What the task requires: Please reproduce the entries exactly, skipping each picture.
:: Source records
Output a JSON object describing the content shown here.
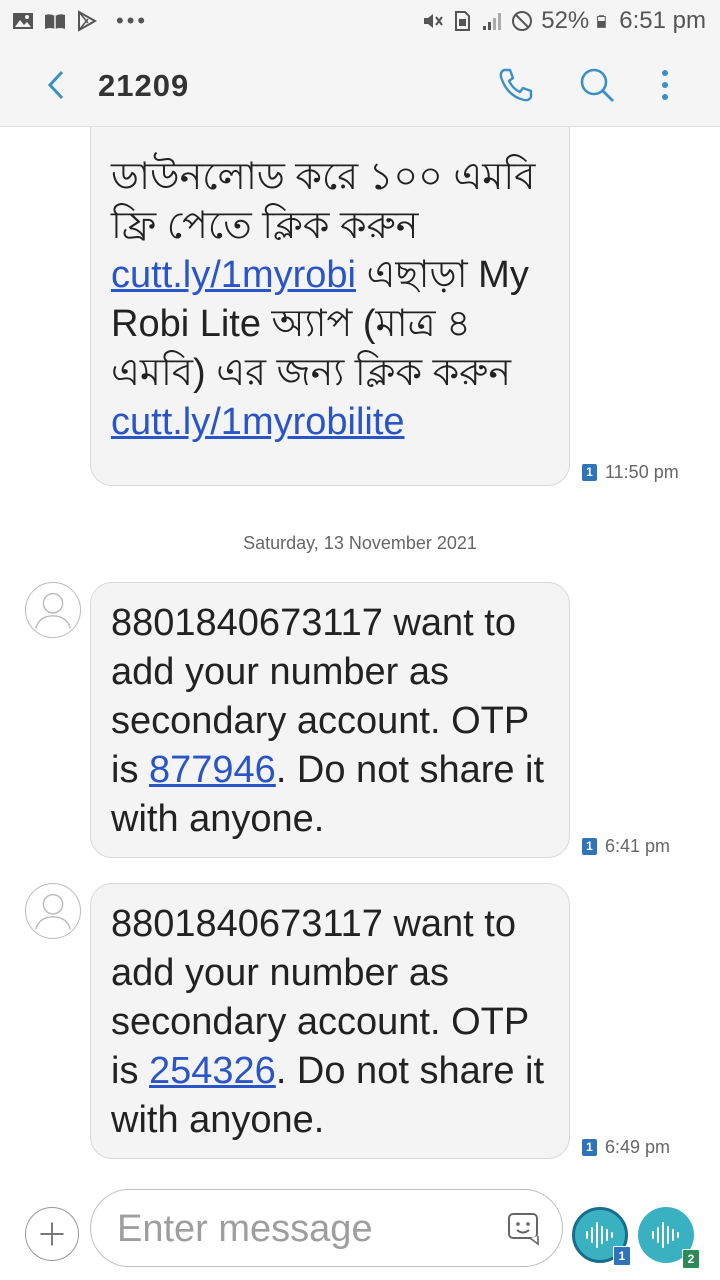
{
  "status_bar": {
    "left_icons": [
      "gallery-icon",
      "book-icon",
      "play-store-icon",
      "more-notifications-icon"
    ],
    "right_icons": [
      "mute-vibrate-icon",
      "sim-icon",
      "signal-icon",
      "no-sim-icon",
      "battery-icon"
    ],
    "battery": "52%",
    "time": "6:51 pm"
  },
  "header": {
    "title": "21209",
    "icons": [
      "back-icon",
      "phone-icon",
      "search-icon",
      "more-vert-icon"
    ]
  },
  "messages": [
    {
      "text_parts": [
        {
          "text": "ডাউনলোড করে ১০০ এমবি  ফ্রি পেতে ক্লিক করুন "
        },
        {
          "text": "cutt.ly/1myrobi",
          "link": true
        },
        {
          "text": " এছাড়া My Robi Lite অ্যাপ (মাত্র ৪ এমবি) এর জন্য ক্লিক করুন "
        },
        {
          "text": "cutt.ly/1myrobilite",
          "link": true
        }
      ],
      "time": "11:50 pm",
      "sim": "1"
    },
    {
      "text_parts": [
        {
          "text": "8801840673117 want to add your number as secondary account. OTP is "
        },
        {
          "text": "877946",
          "link": true
        },
        {
          "text": ". Do not share it with anyone."
        }
      ],
      "time": "6:41 pm",
      "sim": "1"
    },
    {
      "text_parts": [
        {
          "text": "8801840673117 want to add your number as secondary account. OTP is "
        },
        {
          "text": "254326",
          "link": true
        },
        {
          "text": ". Do not share it with anyone."
        }
      ],
      "time": "6:49 pm",
      "sim": "1"
    }
  ],
  "date_separator": "Saturday, 13 November 2021",
  "composer": {
    "placeholder": "Enter message",
    "send_sim1": "1",
    "send_sim2": "2"
  },
  "colors": {
    "accent": "#3a8fc4",
    "link": "#2a55c8",
    "send_button": "#3ab1c0",
    "sim1_badge": "#2f73b8",
    "sim2_badge": "#2e8b57"
  }
}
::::
Output of the task:
Output a JSON object describing the content shown here.
{
  "status_bar": {
    "left_icons": [
      "gallery-icon",
      "book-icon",
      "play-store-icon",
      "more-notifications-icon"
    ],
    "right_icons": [
      "mute-vibrate-icon",
      "sim-icon",
      "signal-icon",
      "no-sim-icon",
      "battery-icon"
    ],
    "battery": "52%",
    "time": "6:51 pm"
  },
  "header": {
    "title": "21209",
    "icons": [
      "back-icon",
      "phone-icon",
      "search-icon",
      "more-vert-icon"
    ]
  },
  "messages": [
    {
      "text_parts": [
        {
          "text": "ডাউনলোড করে ১০০ এমবি  ফ্রি পেতে ক্লিক করুন "
        },
        {
          "text": "cutt.ly/1myrobi",
          "link": true
        },
        {
          "text": " এছাড়া My Robi Lite অ্যাপ (মাত্র ৪ এমবি) এর জন্য ক্লিক করুন "
        },
        {
          "text": "cutt.ly/1myrobilite",
          "link": true
        }
      ],
      "time": "11:50 pm",
      "sim": "1"
    },
    {
      "text_parts": [
        {
          "text": "8801840673117 want to add your number as secondary account. OTP is "
        },
        {
          "text": "877946",
          "link": true
        },
        {
          "text": ". Do not share it with anyone."
        }
      ],
      "time": "6:41 pm",
      "sim": "1"
    },
    {
      "text_parts": [
        {
          "text": "8801840673117 want to add your number as secondary account. OTP is "
        },
        {
          "text": "254326",
          "link": true
        },
        {
          "text": ". Do not share it with anyone."
        }
      ],
      "time": "6:49 pm",
      "sim": "1"
    }
  ],
  "date_separator": "Saturday, 13 November 2021",
  "composer": {
    "placeholder": "Enter message",
    "send_sim1": "1",
    "send_sim2": "2"
  },
  "colors": {
    "accent": "#3a8fc4",
    "link": "#2a55c8",
    "send_button": "#3ab1c0",
    "sim1_badge": "#2f73b8",
    "sim2_badge": "#2e8b57"
  }
}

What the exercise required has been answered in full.